■ Work instructions ■
From the entries below, copy every line that holds the word "Clinics".

■ Input records ■
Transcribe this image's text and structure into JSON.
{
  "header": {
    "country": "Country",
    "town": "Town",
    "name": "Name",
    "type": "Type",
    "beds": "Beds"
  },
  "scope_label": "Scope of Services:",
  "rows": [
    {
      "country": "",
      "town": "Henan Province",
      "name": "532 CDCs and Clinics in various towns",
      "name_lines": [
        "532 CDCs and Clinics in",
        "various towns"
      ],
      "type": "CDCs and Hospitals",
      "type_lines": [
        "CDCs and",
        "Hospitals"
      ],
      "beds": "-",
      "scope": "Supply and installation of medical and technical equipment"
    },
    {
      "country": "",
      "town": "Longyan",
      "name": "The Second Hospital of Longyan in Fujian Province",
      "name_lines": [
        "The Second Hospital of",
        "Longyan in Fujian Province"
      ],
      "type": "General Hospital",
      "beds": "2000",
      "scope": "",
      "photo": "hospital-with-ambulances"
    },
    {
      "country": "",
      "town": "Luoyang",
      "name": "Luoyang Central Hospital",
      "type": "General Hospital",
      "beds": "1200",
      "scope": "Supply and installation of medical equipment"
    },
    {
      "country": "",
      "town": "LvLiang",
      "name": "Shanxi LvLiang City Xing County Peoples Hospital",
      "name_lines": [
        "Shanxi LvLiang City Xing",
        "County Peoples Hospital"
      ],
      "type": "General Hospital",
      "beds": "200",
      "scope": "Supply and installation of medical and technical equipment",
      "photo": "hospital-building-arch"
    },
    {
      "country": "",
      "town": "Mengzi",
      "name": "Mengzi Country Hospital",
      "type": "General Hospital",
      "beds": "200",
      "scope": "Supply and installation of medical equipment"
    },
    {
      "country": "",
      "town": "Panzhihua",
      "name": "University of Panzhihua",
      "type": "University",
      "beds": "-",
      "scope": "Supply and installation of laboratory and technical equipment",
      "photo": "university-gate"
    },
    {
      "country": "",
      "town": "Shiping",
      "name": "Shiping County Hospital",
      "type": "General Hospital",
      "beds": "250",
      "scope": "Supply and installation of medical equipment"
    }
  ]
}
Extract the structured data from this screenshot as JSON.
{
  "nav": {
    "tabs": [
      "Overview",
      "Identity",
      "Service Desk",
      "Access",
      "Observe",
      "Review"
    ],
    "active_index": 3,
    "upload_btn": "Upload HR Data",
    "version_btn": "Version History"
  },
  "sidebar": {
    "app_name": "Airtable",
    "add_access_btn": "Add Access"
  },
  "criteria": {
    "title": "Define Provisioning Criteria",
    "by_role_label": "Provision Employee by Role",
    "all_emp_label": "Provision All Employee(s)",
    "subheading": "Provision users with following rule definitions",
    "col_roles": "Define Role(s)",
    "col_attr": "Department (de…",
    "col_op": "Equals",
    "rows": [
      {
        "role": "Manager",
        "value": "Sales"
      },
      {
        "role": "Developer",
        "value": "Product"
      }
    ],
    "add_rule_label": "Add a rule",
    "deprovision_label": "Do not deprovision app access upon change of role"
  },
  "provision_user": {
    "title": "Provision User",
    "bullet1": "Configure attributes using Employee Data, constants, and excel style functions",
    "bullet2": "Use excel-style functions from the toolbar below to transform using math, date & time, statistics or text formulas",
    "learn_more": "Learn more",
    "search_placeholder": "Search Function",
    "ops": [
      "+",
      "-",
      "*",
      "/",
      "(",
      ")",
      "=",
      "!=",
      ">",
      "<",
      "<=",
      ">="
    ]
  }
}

■ Written answer ■
      "name": "532 CDCs and Clinics in various towns",
        "532 CDCs and Clinics in",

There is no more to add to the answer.